The information ministry has issued Twitter with a deadline notice to remove "inflammatory and harmful" material that has allegedly triggered ethnic tensions against northeastern migrants living in southern cities.

Thousands of migrant students and workers have fled cities such as Mumbai and Bangalore in fear of retaliation for violence against Muslims in the northeastern state of Assam.
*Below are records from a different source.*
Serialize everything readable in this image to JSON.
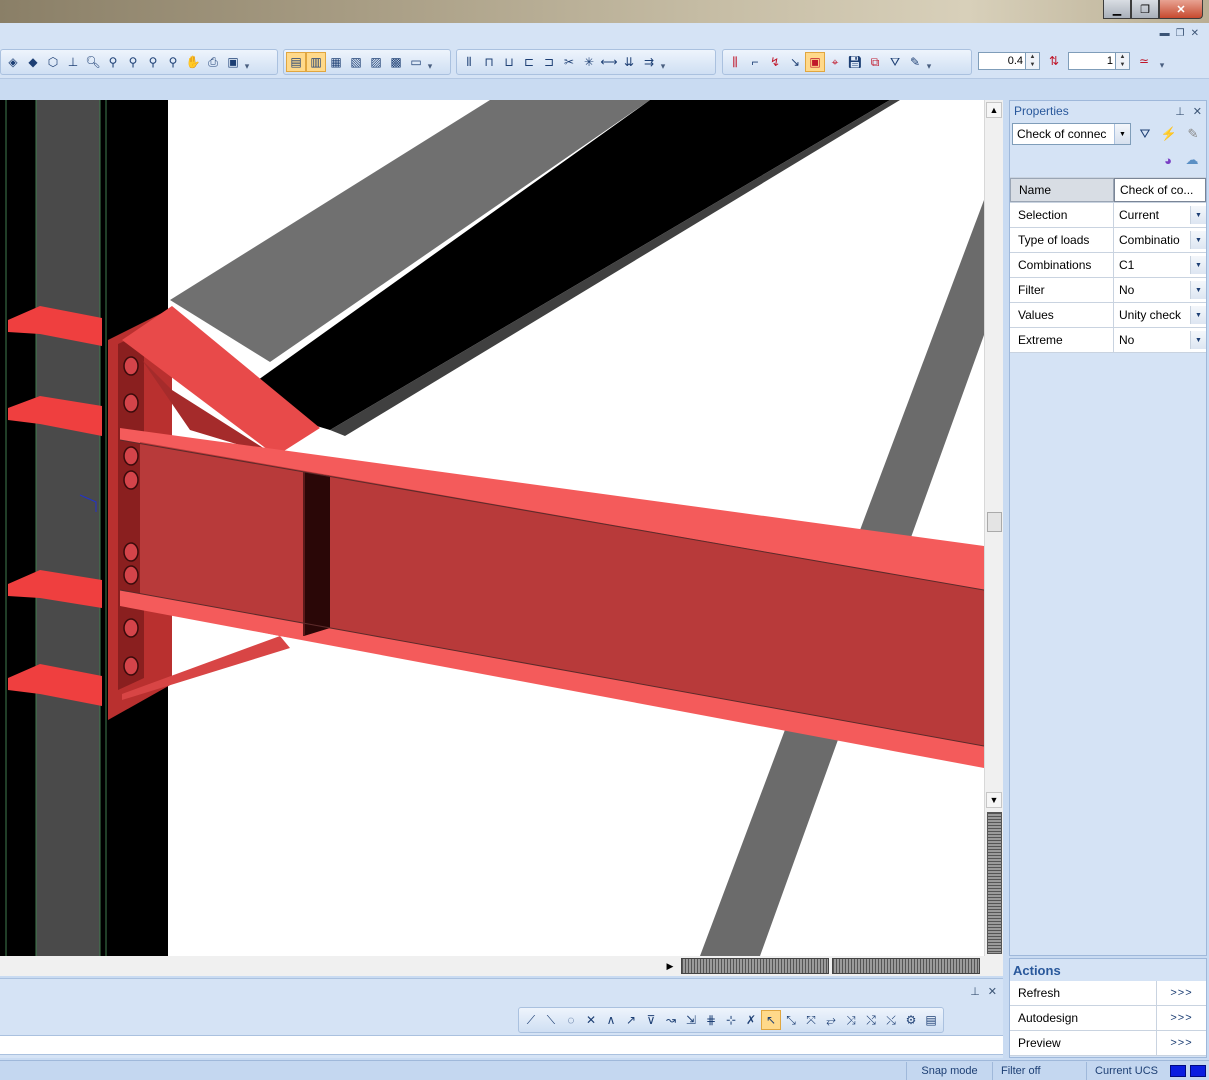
{
  "window": {
    "minimize_glyph": "▁",
    "maximize_glyph": "❐",
    "close_glyph": "✕"
  },
  "toolbar": {
    "zoom_value": "0.4",
    "step_value": "1"
  },
  "properties": {
    "title": "Properties",
    "filter_combo": "Check of connec",
    "rows": [
      {
        "label": "Name",
        "value": "Check of co..."
      },
      {
        "label": "Selection",
        "value": "Current"
      },
      {
        "label": "Type of loads",
        "value": "Combinatio"
      },
      {
        "label": "Combinations",
        "value": "C1"
      },
      {
        "label": "Filter",
        "value": "No"
      },
      {
        "label": "Values",
        "value": "Unity check"
      },
      {
        "label": "Extreme",
        "value": "No"
      }
    ]
  },
  "actions": {
    "title": "Actions",
    "items": [
      {
        "label": "Refresh",
        "go": ">>>"
      },
      {
        "label": "Autodesign",
        "go": ">>>"
      },
      {
        "label": "Preview",
        "go": ">>>"
      }
    ]
  },
  "statusbar": {
    "snap_mode": "Snap mode",
    "filter": "Filter off",
    "ucs": "Current UCS"
  },
  "colors": {
    "beam_red": "#e84a4a",
    "column_black": "#000000",
    "purlin_grey": "#6b6b6b",
    "indicator_blue": "#0a1de0"
  }
}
Internet posts, phone text messages and fake video clips allegedly spread rumours that Muslims were poised to attack them.

"If Twitter fails to respond to our request, we will take appropriate action," senior home ministry official R K Singh was quoted as saying in the Times of India newspaper.

"We have asked the information technology ministry to serve them a notice."

Information technology minister Kapil Sibal said he was frustrated at the lack of response from US social networking sites.

"When we tell these sites to inquire about the identity (of people posting material), then they say we are out of your jurisdiction, our servers are outside and we are not under the obligation to disclose the identity.

"So this means it is a platform where anyone can do anything."

Twitter has promised to cooperate with the government by trying to locate the unlawful content.

"India is important to us and we would like to have clearer communication in these matters in the future," a Twitter spokesman said.

Facebook also vowed to remove any hate content. ""We have received requests from Indian authorities and agencies and are working through those requests and responding to the agencies," a spokesman said.

"We encourage people to continue to use our tools to report content they are concerned about so that we can investigate and take action."

The mass exodus of north-eastern migrants from southern cities follows a series of clashes in Assam between the Bodo tribe and Muslims, which have claimed at least 80 lives and displaced hundreds of thousands.